• Your instructions
Please give the entries below again exactly, omitting every picture.

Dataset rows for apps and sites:
━━━━━━

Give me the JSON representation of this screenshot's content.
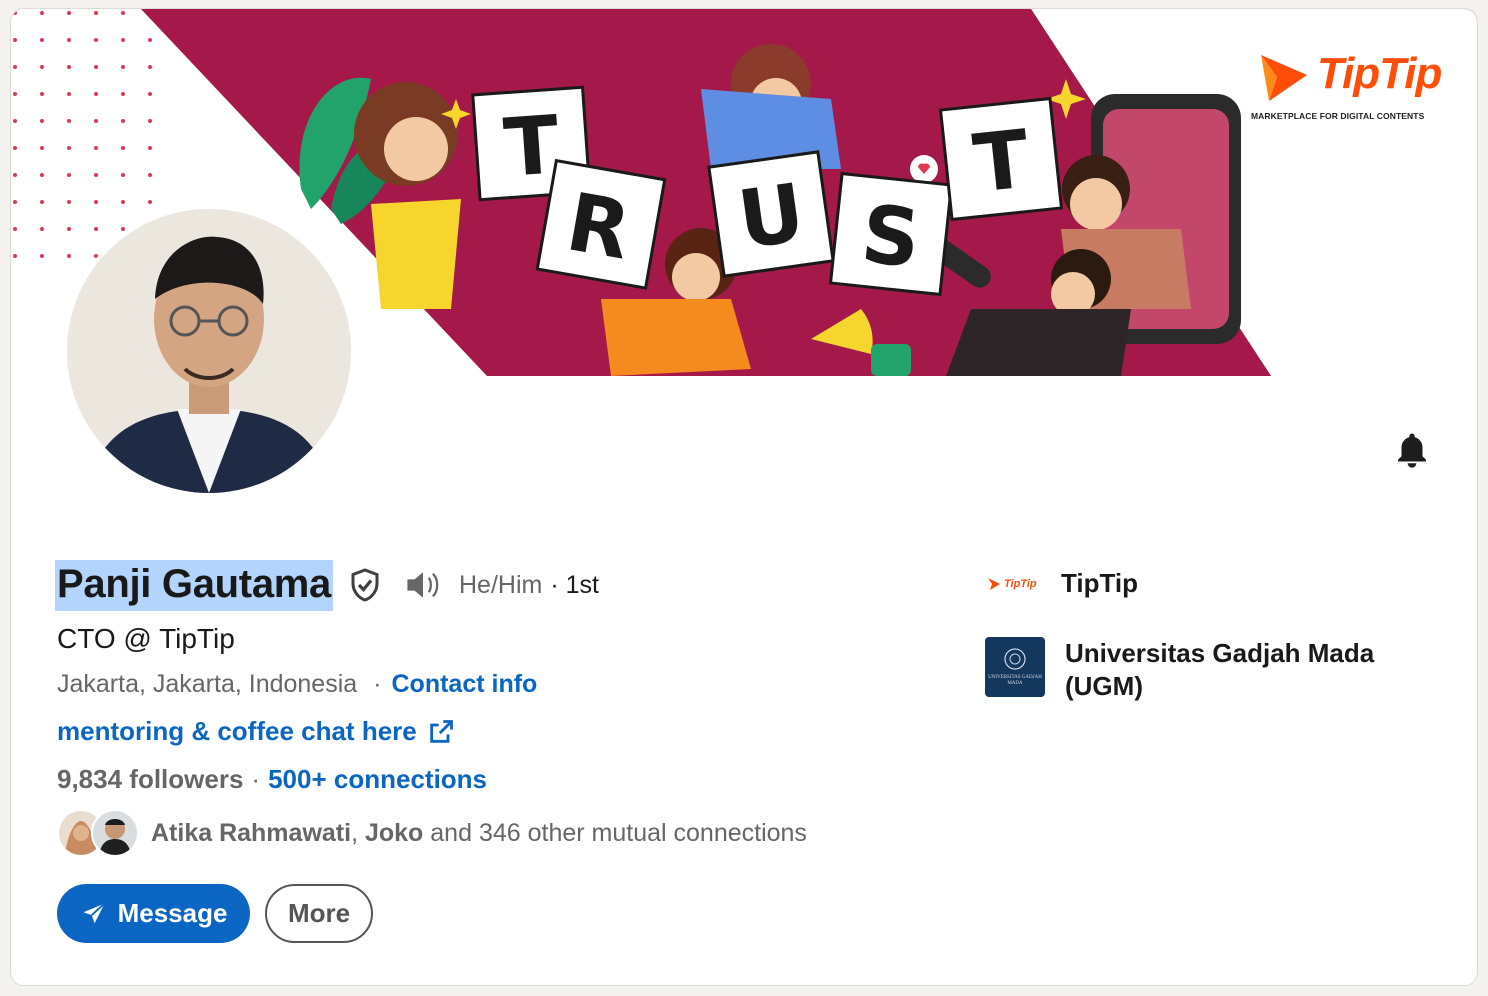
{
  "banner": {
    "word_letters": [
      "T",
      "R",
      "U",
      "S",
      "T"
    ],
    "brand_name": "TipTip",
    "brand_tagline": "MARKETPLACE FOR DIGITAL CONTENTS",
    "colors": {
      "banner": "#a5194a",
      "brand_orange": "#ff4d0a"
    }
  },
  "profile": {
    "name": "Panji Gautama",
    "pronouns": "He/Him",
    "degree": "· 1st",
    "headline": "CTO @ TipTip",
    "location": "Jakarta, Jakarta, Indonesia",
    "contact_sep": "·",
    "contact_label": "Contact info",
    "external_link": "mentoring & coffee chat here",
    "followers": "9,834 followers",
    "followers_sep": "·",
    "connections": "500+ connections",
    "mutual": {
      "name1": "Atika Rahmawati",
      "sep": ",",
      "name2": "Joko",
      "rest": "and 346 other mutual connections"
    }
  },
  "actions": {
    "message_label": "Message",
    "more_label": "More"
  },
  "orgs": [
    {
      "name": "TipTip",
      "logo_text": "TipTip"
    },
    {
      "name": "Universitas Gadjah Mada (UGM)",
      "logo_text": "UNIVERSITAS GADJAH MADA"
    }
  ],
  "icons": {
    "verify": "shield-check-icon",
    "pronounce": "speaker-icon",
    "notify": "bell-icon",
    "external": "external-link-icon",
    "send": "send-icon"
  },
  "colors": {
    "link": "#0a66c2",
    "highlight": "#b3d4fc",
    "text": "#191919",
    "muted": "#666666"
  }
}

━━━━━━

• Task solution
Give me the JSON representation of this screenshot's content.
{
  "banner": {
    "word_letters": [
      "T",
      "R",
      "U",
      "S",
      "T"
    ],
    "brand_name": "TipTip",
    "brand_tagline": "MARKETPLACE FOR DIGITAL CONTENTS",
    "colors": {
      "banner": "#a5194a",
      "brand_orange": "#ff4d0a"
    }
  },
  "profile": {
    "name": "Panji Gautama",
    "pronouns": "He/Him",
    "degree": "· 1st",
    "headline": "CTO @ TipTip",
    "location": "Jakarta, Jakarta, Indonesia",
    "contact_sep": "·",
    "contact_label": "Contact info",
    "external_link": "mentoring & coffee chat here",
    "followers": "9,834 followers",
    "followers_sep": "·",
    "connections": "500+ connections",
    "mutual": {
      "name1": "Atika Rahmawati",
      "sep": ",",
      "name2": "Joko",
      "rest": "and 346 other mutual connections"
    }
  },
  "actions": {
    "message_label": "Message",
    "more_label": "More"
  },
  "orgs": [
    {
      "name": "TipTip",
      "logo_text": "TipTip"
    },
    {
      "name": "Universitas Gadjah Mada (UGM)",
      "logo_text": "UNIVERSITAS GADJAH MADA"
    }
  ],
  "icons": {
    "verify": "shield-check-icon",
    "pronounce": "speaker-icon",
    "notify": "bell-icon",
    "external": "external-link-icon",
    "send": "send-icon"
  },
  "colors": {
    "link": "#0a66c2",
    "highlight": "#b3d4fc",
    "text": "#191919",
    "muted": "#666666"
  }
}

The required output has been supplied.